Braided fleece dog leashes are soft to the touch and allow your pet to tug or pull with less discomfort to his neck. Fleece stretches slightly to absorb shock as a dog pulls forward on a leash. This results in less stress on his collar and your hands and arms as you walk or train your pet. Braiding the fleece strips together adds strength to the leash.
Lay the fleece material out on a flat surface. Measure 2 inches from the edge on one short side of the material and mark it with a pencil. Open a tape measure and extend the tip across the length of material. Lock the tape measure and set it down on the material at the 2-inch marking. Place a pencil next to the tape measure and draw a line down the 2-yard length of material. Cut the 2-yard by 2-inch wide strip of fabric with scissors. Repeat this step to cut two additional strips of fabric in the same size.
Hold the metal swivel snap in one hand. Fold one strip of fleece in half lengthwise. Hold the fold behind the swivel snap eye in a loop and thread both ends through the loop. Pull both ends tightly to form a lark's head knot. Repeat this to attach the additional two strips. You will end up with three sets of two pieces of material hanging from the swivel snap.
Anchor the swivel snap to a solid surface by clipping it to an object or use duct tape to hold it steady. Grasp the left set of two strips and cross them over the center set of two. Grasp the right set of two strips and cross them over the center set of two to form a braid.

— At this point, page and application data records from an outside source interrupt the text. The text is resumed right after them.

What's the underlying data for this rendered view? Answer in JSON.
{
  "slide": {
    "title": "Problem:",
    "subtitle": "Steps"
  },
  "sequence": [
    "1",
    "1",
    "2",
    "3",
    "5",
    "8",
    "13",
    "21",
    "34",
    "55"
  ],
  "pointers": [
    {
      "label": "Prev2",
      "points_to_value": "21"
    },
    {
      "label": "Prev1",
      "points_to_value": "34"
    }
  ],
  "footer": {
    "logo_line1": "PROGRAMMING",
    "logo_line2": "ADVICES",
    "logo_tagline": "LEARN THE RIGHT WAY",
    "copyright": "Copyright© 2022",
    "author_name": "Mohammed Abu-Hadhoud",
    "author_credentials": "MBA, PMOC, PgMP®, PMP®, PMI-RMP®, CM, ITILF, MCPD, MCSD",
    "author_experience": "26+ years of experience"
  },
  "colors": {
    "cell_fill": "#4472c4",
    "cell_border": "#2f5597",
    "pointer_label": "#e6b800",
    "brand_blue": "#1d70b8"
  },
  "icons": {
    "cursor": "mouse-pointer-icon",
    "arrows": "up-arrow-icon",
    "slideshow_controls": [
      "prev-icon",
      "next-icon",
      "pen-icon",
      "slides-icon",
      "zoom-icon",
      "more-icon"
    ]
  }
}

Continue this sequence until you have 2 inches of non-braided material. Keep tension on the fabric as you braid.
Make a loop in the unbraided material with all six strands. Pass the loose ends through the loop and pull all the loose ends tight to tie a knot securing them in place.

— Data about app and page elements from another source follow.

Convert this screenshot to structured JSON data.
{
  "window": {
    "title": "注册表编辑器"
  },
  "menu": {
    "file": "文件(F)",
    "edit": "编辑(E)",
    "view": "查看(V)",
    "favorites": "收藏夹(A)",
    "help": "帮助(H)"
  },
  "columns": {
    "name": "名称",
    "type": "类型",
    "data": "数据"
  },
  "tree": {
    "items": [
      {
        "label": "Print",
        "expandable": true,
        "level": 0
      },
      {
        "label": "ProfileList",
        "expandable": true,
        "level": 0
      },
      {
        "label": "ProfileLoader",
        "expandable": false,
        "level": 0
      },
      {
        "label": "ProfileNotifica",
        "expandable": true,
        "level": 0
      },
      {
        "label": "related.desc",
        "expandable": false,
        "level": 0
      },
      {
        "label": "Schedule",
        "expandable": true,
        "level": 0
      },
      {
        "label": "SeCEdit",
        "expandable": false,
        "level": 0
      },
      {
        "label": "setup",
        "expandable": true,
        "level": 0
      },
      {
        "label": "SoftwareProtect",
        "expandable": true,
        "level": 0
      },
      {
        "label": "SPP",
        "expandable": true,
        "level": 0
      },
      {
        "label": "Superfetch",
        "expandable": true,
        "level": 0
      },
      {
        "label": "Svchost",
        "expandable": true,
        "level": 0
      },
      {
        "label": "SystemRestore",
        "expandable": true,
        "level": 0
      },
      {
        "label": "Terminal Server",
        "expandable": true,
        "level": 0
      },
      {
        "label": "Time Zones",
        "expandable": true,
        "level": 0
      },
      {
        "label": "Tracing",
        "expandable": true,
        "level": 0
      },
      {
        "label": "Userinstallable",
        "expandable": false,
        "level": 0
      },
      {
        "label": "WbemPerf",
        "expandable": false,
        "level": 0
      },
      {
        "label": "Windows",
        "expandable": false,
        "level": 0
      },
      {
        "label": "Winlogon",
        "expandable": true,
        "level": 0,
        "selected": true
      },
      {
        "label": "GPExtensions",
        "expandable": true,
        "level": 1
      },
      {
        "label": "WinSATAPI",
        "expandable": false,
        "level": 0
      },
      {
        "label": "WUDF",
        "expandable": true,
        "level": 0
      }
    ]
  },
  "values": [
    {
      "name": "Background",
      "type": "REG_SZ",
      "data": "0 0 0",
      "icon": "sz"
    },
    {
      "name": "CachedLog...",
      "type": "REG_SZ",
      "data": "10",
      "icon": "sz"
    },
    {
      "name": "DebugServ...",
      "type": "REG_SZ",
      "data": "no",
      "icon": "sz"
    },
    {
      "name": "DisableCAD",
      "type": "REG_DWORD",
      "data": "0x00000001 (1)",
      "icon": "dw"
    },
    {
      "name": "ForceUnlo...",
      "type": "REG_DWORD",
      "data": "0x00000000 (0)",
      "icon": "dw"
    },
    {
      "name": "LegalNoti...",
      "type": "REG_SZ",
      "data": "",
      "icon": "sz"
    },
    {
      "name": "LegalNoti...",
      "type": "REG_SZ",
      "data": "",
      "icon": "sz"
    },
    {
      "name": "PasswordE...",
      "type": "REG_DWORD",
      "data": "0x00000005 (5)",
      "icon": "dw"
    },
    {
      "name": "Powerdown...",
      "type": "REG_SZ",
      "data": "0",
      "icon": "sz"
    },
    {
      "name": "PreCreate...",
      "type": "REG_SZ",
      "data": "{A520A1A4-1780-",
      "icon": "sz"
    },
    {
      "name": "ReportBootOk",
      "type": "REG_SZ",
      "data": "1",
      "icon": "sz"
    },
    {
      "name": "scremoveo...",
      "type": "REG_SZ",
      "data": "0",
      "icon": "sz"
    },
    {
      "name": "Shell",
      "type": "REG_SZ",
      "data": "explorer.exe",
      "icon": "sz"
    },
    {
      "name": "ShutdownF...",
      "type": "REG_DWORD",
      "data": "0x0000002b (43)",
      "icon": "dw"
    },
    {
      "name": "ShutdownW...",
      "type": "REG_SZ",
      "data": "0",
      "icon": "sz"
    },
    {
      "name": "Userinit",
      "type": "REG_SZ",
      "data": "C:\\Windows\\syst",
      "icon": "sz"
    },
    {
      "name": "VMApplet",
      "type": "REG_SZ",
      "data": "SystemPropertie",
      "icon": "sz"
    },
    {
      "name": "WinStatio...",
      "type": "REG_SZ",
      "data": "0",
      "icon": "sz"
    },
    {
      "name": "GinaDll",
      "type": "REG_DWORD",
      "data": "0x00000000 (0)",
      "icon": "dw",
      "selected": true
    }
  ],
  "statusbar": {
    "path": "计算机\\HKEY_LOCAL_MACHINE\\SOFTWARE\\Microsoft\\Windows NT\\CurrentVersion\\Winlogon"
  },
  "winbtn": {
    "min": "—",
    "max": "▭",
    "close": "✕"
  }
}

Cut a 1-foot length of twine with scissors. Hold the knot on the end of the leash next to the length of leash to form a loop about 6 inches around for the handle. Place one end of the twine about 2 inches below the knot on the leash portion and hold it in place with one hand. Use your other hand to twist the twine in a circular motion over the leash, the leash and handle junction and about 2 inches past the knot. Loop the loose end of the twine through the second to last revolution around the leash and pull it tight. Cut off any excess length.

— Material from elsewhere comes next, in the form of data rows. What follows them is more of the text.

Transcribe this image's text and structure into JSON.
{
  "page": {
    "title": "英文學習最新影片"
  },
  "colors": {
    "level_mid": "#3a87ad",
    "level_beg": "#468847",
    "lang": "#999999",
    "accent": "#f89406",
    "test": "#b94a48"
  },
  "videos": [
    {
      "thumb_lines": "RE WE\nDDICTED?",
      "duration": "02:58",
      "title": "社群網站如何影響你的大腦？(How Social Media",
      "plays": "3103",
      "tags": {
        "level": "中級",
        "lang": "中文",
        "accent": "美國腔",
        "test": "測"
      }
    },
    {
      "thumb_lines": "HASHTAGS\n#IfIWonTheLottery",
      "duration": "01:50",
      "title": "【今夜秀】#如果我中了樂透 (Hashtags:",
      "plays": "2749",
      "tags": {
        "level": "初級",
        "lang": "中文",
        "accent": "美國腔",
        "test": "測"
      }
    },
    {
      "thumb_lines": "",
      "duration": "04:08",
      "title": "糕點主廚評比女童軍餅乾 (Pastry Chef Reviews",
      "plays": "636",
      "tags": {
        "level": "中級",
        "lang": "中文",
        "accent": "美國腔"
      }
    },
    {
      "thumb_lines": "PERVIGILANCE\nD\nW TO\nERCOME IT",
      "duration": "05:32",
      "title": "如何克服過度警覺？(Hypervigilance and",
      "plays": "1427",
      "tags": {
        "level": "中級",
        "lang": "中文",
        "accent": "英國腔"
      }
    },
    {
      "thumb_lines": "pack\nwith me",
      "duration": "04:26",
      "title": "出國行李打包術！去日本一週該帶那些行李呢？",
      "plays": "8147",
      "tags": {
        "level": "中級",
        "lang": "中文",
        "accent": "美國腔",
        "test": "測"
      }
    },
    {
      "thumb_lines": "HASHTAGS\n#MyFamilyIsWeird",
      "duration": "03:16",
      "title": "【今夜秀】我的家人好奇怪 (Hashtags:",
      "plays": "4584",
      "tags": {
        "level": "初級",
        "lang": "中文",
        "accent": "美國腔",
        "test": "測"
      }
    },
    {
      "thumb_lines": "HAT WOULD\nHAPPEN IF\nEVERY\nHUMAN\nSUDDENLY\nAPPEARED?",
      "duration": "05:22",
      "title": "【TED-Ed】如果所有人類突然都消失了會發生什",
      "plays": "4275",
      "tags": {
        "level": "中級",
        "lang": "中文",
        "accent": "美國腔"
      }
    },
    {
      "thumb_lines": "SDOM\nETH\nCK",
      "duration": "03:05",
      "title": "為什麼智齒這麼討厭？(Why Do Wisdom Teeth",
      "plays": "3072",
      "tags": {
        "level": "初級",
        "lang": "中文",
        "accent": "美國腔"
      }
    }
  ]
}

Cut a strip of colored duct tape about 6 inches long. Wrap the tape tightly around the twine to cover it from sight and secure the handle.